*** Data records
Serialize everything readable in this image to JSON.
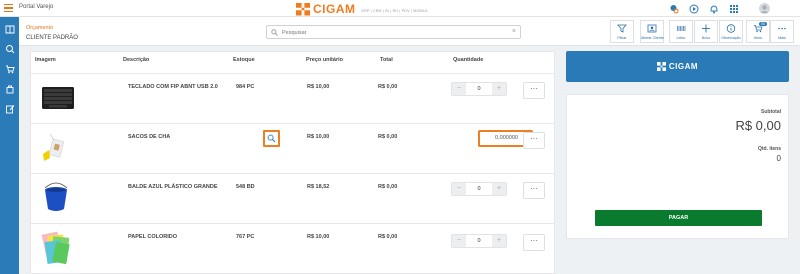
{
  "app": {
    "title": "Portal Varejo"
  },
  "brand": {
    "name": "CIGAM",
    "tagline": "ERP | CRM | BI | RH | PDV | MOBILE"
  },
  "header": {
    "section": "Orçamento",
    "customer": "CLIENTE PADRÃO"
  },
  "search": {
    "placeholder": "Pesquisar"
  },
  "toolbar": [
    {
      "label": "Filtrar",
      "icon": "filter-icon"
    },
    {
      "label": "Alterar Cliente",
      "icon": "change-customer-icon"
    },
    {
      "label": "Leitor",
      "icon": "barcode-icon"
    },
    {
      "label": "Novo",
      "icon": "plus-icon"
    },
    {
      "label": "Observação",
      "icon": "info-icon"
    },
    {
      "label": "Itens",
      "icon": "cart-icon",
      "badge": "00"
    },
    {
      "label": "Mais",
      "icon": "more-icon"
    }
  ],
  "table": {
    "columns": [
      "Imagem",
      "Descrição",
      "Estoque",
      "Preço unitário",
      "Total",
      "Quantidade"
    ],
    "rows": [
      {
        "description": "TECLADO COM FIP ABNT USB 2.0",
        "stock": "984 PC",
        "unit_price": "R$ 10,00",
        "total": "R$ 0,00",
        "quantity": "0",
        "image": "keyboard"
      },
      {
        "description": "SACOS DE CHA",
        "stock": "",
        "unit_price": "R$ 10,00",
        "total": "R$ 0,00",
        "quantity": "0,000000",
        "image": "tea-bags"
      },
      {
        "description": "BALDE AZUL PLÁSTICO GRANDE",
        "stock": "548 BD",
        "unit_price": "R$ 18,52",
        "total": "R$ 0,00",
        "quantity": "0",
        "image": "blue-bucket"
      },
      {
        "description": "PAPEL COLORIDO",
        "stock": "767 PC",
        "unit_price": "R$ 10,00",
        "total": "R$ 0,00",
        "quantity": "0",
        "image": "colored-paper"
      }
    ],
    "more_label": "···"
  },
  "summary": {
    "subtotal_label": "Subtotal",
    "subtotal_value": "R$ 0,00",
    "qty_label": "Qtd. itens",
    "qty_value": "0",
    "pay_label": "PAGAR"
  },
  "colors": {
    "accent": "#ef7d22",
    "primary": "#2b7bb9",
    "pay": "#0a7a2e"
  }
}
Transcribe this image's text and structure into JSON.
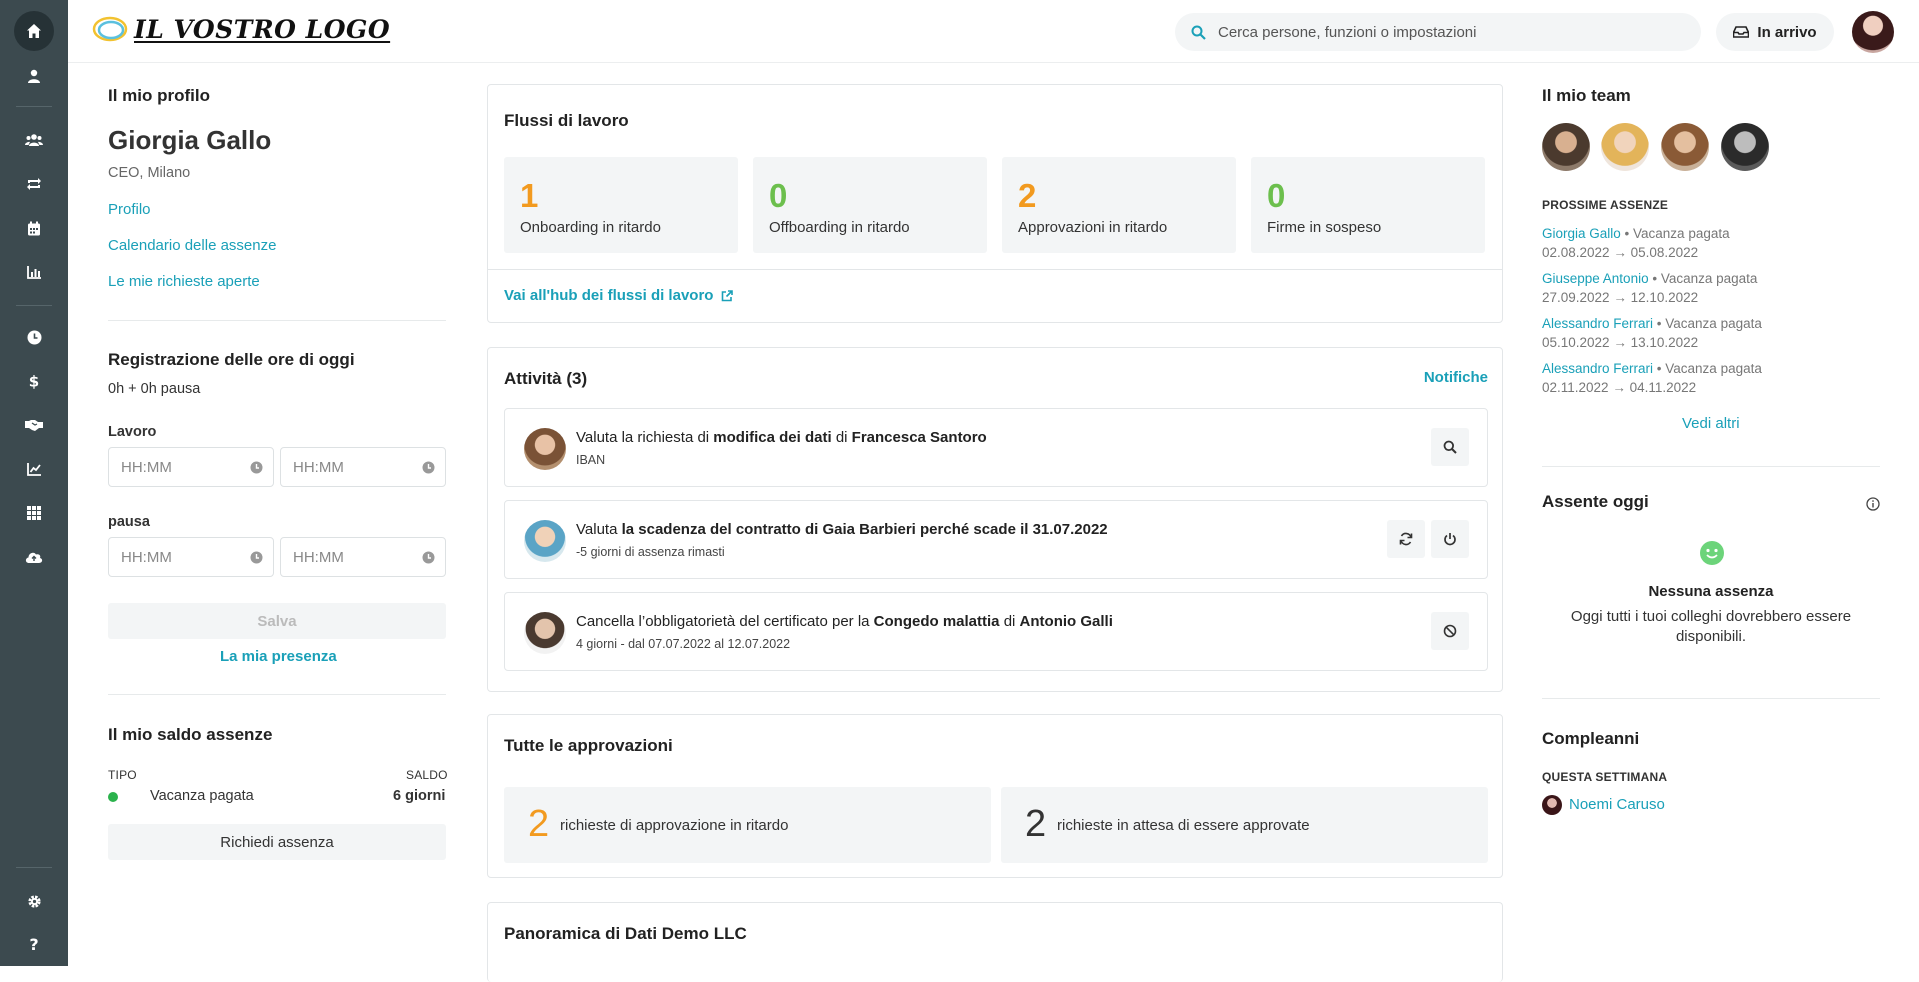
{
  "header": {
    "logo_text": "IL VOSTRO LOGO",
    "search_placeholder": "Cerca persone, funzioni o impostazioni",
    "inbox_label": "In arrivo"
  },
  "profile": {
    "section_title": "Il mio profilo",
    "name": "Giorgia Gallo",
    "role": "CEO, Milano",
    "links": [
      "Profilo",
      "Calendario delle assenze",
      "Le mie richieste aperte"
    ]
  },
  "time_tracking": {
    "title": "Registrazione delle ore di oggi",
    "summary": "0h + 0h pausa",
    "work_label": "Lavoro",
    "break_label": "pausa",
    "placeholder": "HH:MM",
    "save_label": "Salva",
    "attendance_link": "La mia presenza"
  },
  "balance": {
    "title": "Il mio saldo assenze",
    "col_type": "TIPO",
    "col_balance": "SALDO",
    "rows": [
      {
        "type": "Vacanza pagata",
        "balance": "6 giorni",
        "color": "#2bb24c"
      }
    ],
    "request_label": "Richiedi assenza"
  },
  "workflows": {
    "title": "Flussi di lavoro",
    "stats": [
      {
        "value": "1",
        "label": "Onboarding in ritardo",
        "color": "#f29a1f"
      },
      {
        "value": "0",
        "label": "Offboarding in ritardo",
        "color": "#6cbf4d"
      },
      {
        "value": "2",
        "label": "Approvazioni in ritardo",
        "color": "#f29a1f"
      },
      {
        "value": "0",
        "label": "Firme in sospeso",
        "color": "#6cbf4d"
      }
    ],
    "hub_link": "Vai all'hub dei flussi di lavoro"
  },
  "activities": {
    "title": "Attività (3)",
    "notifications_link": "Notifiche",
    "items": [
      {
        "pre": "Valuta la richiesta di ",
        "b1": "modifica dei dati",
        "mid": " di ",
        "b2": "Francesca Santoro",
        "sub": "IBAN"
      },
      {
        "pre": "Valuta ",
        "b1": "la scadenza del contratto di Gaia Barbieri perché scade il 31.07.2022",
        "mid": "",
        "b2": "",
        "sub": "-5 giorni di assenza rimasti"
      },
      {
        "pre": "Cancella l’obbligatorietà del certificato per la ",
        "b1": "Congedo malattia",
        "mid": " di ",
        "b2": "Antonio Galli",
        "sub": "4 giorni - dal 07.07.2022 al 12.07.2022"
      }
    ]
  },
  "approvals": {
    "title": "Tutte le approvazioni",
    "items": [
      {
        "value": "2",
        "label": "richieste di approvazione in ritardo",
        "color": "#f29a1f"
      },
      {
        "value": "2",
        "label": "richieste in attesa di essere approvate",
        "color": "#333333"
      }
    ]
  },
  "overview": {
    "title": "Panoramica di Dati Demo LLC"
  },
  "team": {
    "title": "Il mio team",
    "upcoming_title": "PROSSIME ASSENZE",
    "absences": [
      {
        "name": "Giorgia Gallo",
        "type": "Vacanza pagata",
        "dates": "02.08.2022 → 05.08.2022"
      },
      {
        "name": "Giuseppe Antonio",
        "type": "Vacanza pagata",
        "dates": "27.09.2022 → 12.10.2022"
      },
      {
        "name": "Alessandro Ferrari",
        "type": "Vacanza pagata",
        "dates": "05.10.2022 → 13.10.2022"
      },
      {
        "name": "Alessandro Ferrari",
        "type": "Vacanza pagata",
        "dates": "02.11.2022 → 04.11.2022"
      }
    ],
    "see_more": "Vedi altri"
  },
  "absent_today": {
    "title": "Assente oggi",
    "empty_title": "Nessuna assenza",
    "empty_text": "Oggi tutti i tuoi colleghi dovrebbero essere disponibili."
  },
  "birthdays": {
    "title": "Compleanni",
    "week_title": "QUESTA SETTIMANA",
    "people": [
      "Noemi Caruso"
    ]
  },
  "colors": {
    "accent": "#1aa0b8",
    "sidebar": "#3c4a4f",
    "orange": "#f29a1f",
    "green": "#6cbf4d"
  }
}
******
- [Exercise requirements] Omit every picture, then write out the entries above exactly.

- [Solution to this task]
Serialize everything readable in this image to JSON.
{
  "app": {
    "title": "Portal Varejo"
  },
  "brand": {
    "name": "CIGAM",
    "tagline": "ERP | CRM | BI | RH | PDV | MOBILE"
  },
  "header": {
    "section": "Orçamento",
    "customer": "CLIENTE PADRÃO"
  },
  "search": {
    "placeholder": "Pesquisar"
  },
  "toolbar": [
    {
      "label": "Filtrar",
      "icon": "filter-icon"
    },
    {
      "label": "Alterar Cliente",
      "icon": "change-customer-icon"
    },
    {
      "label": "Leitor",
      "icon": "barcode-icon"
    },
    {
      "label": "Novo",
      "icon": "plus-icon"
    },
    {
      "label": "Observação",
      "icon": "info-icon"
    },
    {
      "label": "Itens",
      "icon": "cart-icon",
      "badge": "00"
    },
    {
      "label": "Mais",
      "icon": "more-icon"
    }
  ],
  "table": {
    "columns": [
      "Imagem",
      "Descrição",
      "Estoque",
      "Preço unitário",
      "Total",
      "Quantidade"
    ],
    "rows": [
      {
        "description": "TECLADO COM FIP ABNT USB 2.0",
        "stock": "984 PC",
        "unit_price": "R$ 10,00",
        "total": "R$ 0,00",
        "quantity": "0",
        "image": "keyboard"
      },
      {
        "description": "SACOS DE CHA",
        "stock": "",
        "unit_price": "R$ 10,00",
        "total": "R$ 0,00",
        "quantity": "0,000000",
        "image": "tea-bags"
      },
      {
        "description": "BALDE AZUL PLÁSTICO GRANDE",
        "stock": "548 BD",
        "unit_price": "R$ 18,52",
        "total": "R$ 0,00",
        "quantity": "0",
        "image": "blue-bucket"
      },
      {
        "description": "PAPEL COLORIDO",
        "stock": "767 PC",
        "unit_price": "R$ 10,00",
        "total": "R$ 0,00",
        "quantity": "0",
        "image": "colored-paper"
      }
    ],
    "more_label": "···"
  },
  "summary": {
    "subtotal_label": "Subtotal",
    "subtotal_value": "R$ 0,00",
    "qty_label": "Qtd. itens",
    "qty_value": "0",
    "pay_label": "PAGAR"
  },
  "colors": {
    "accent": "#ef7d22",
    "primary": "#2b7bb9",
    "pay": "#0a7a2e"
  }
}
Transcribe this image's text and structure into JSON.
{
  "header": {
    "logo_text": "IL VOSTRO LOGO",
    "search_placeholder": "Cerca persone, funzioni o impostazioni",
    "inbox_label": "In arrivo"
  },
  "profile": {
    "section_title": "Il mio profilo",
    "name": "Giorgia Gallo",
    "role": "CEO, Milano",
    "links": [
      "Profilo",
      "Calendario delle assenze",
      "Le mie richieste aperte"
    ]
  },
  "time_tracking": {
    "title": "Registrazione delle ore di oggi",
    "summary": "0h + 0h pausa",
    "work_label": "Lavoro",
    "break_label": "pausa",
    "placeholder": "HH:MM",
    "save_label": "Salva",
    "attendance_link": "La mia presenza"
  },
  "balance": {
    "title": "Il mio saldo assenze",
    "col_type": "TIPO",
    "col_balance": "SALDO",
    "rows": [
      {
        "type": "Vacanza pagata",
        "balance": "6 giorni",
        "color": "#2bb24c"
      }
    ],
    "request_label": "Richiedi assenza"
  },
  "workflows": {
    "title": "Flussi di lavoro",
    "stats": [
      {
        "value": "1",
        "label": "Onboarding in ritardo",
        "color": "#f29a1f"
      },
      {
        "value": "0",
        "label": "Offboarding in ritardo",
        "color": "#6cbf4d"
      },
      {
        "value": "2",
        "label": "Approvazioni in ritardo",
        "color": "#f29a1f"
      },
      {
        "value": "0",
        "label": "Firme in sospeso",
        "color": "#6cbf4d"
      }
    ],
    "hub_link": "Vai all'hub dei flussi di lavoro"
  },
  "activities": {
    "title": "Attività (3)",
    "notifications_link": "Notifiche",
    "items": [
      {
        "pre": "Valuta la richiesta di ",
        "b1": "modifica dei dati",
        "mid": " di ",
        "b2": "Francesca Santoro",
        "sub": "IBAN"
      },
      {
        "pre": "Valuta ",
        "b1": "la scadenza del contratto di Gaia Barbieri perché scade il 31.07.2022",
        "mid": "",
        "b2": "",
        "sub": "-5 giorni di assenza rimasti"
      },
      {
        "pre": "Cancella l’obbligatorietà del certificato per la ",
        "b1": "Congedo malattia",
        "mid": " di ",
        "b2": "Antonio Galli",
        "sub": "4 giorni - dal 07.07.2022 al 12.07.2022"
      }
    ]
  },
  "approvals": {
    "title": "Tutte le approvazioni",
    "items": [
      {
        "value": "2",
        "label": "richieste di approvazione in ritardo",
        "color": "#f29a1f"
      },
      {
        "value": "2",
        "label": "richieste in attesa di essere approvate",
        "color": "#333333"
      }
    ]
  },
  "overview": {
    "title": "Panoramica di Dati Demo LLC"
  },
  "team": {
    "title": "Il mio team",
    "upcoming_title": "PROSSIME ASSENZE",
    "absences": [
      {
        "name": "Giorgia Gallo",
        "type": "Vacanza pagata",
        "dates": "02.08.2022 → 05.08.2022"
      },
      {
        "name": "Giuseppe Antonio",
        "type": "Vacanza pagata",
        "dates": "27.09.2022 → 12.10.2022"
      },
      {
        "name": "Alessandro Ferrari",
        "type": "Vacanza pagata",
        "dates": "05.10.2022 → 13.10.2022"
      },
      {
        "name": "Alessandro Ferrari",
        "type": "Vacanza pagata",
        "dates": "02.11.2022 → 04.11.2022"
      }
    ],
    "see_more": "Vedi altri"
  },
  "absent_today": {
    "title": "Assente oggi",
    "empty_title": "Nessuna assenza",
    "empty_text": "Oggi tutti i tuoi colleghi dovrebbero essere disponibili."
  },
  "birthdays": {
    "title": "Compleanni",
    "week_title": "QUESTA SETTIMANA",
    "people": [
      "Noemi Caruso"
    ]
  },
  "colors": {
    "accent": "#1aa0b8",
    "sidebar": "#3c4a4f",
    "orange": "#f29a1f",
    "green": "#6cbf4d"
  }
}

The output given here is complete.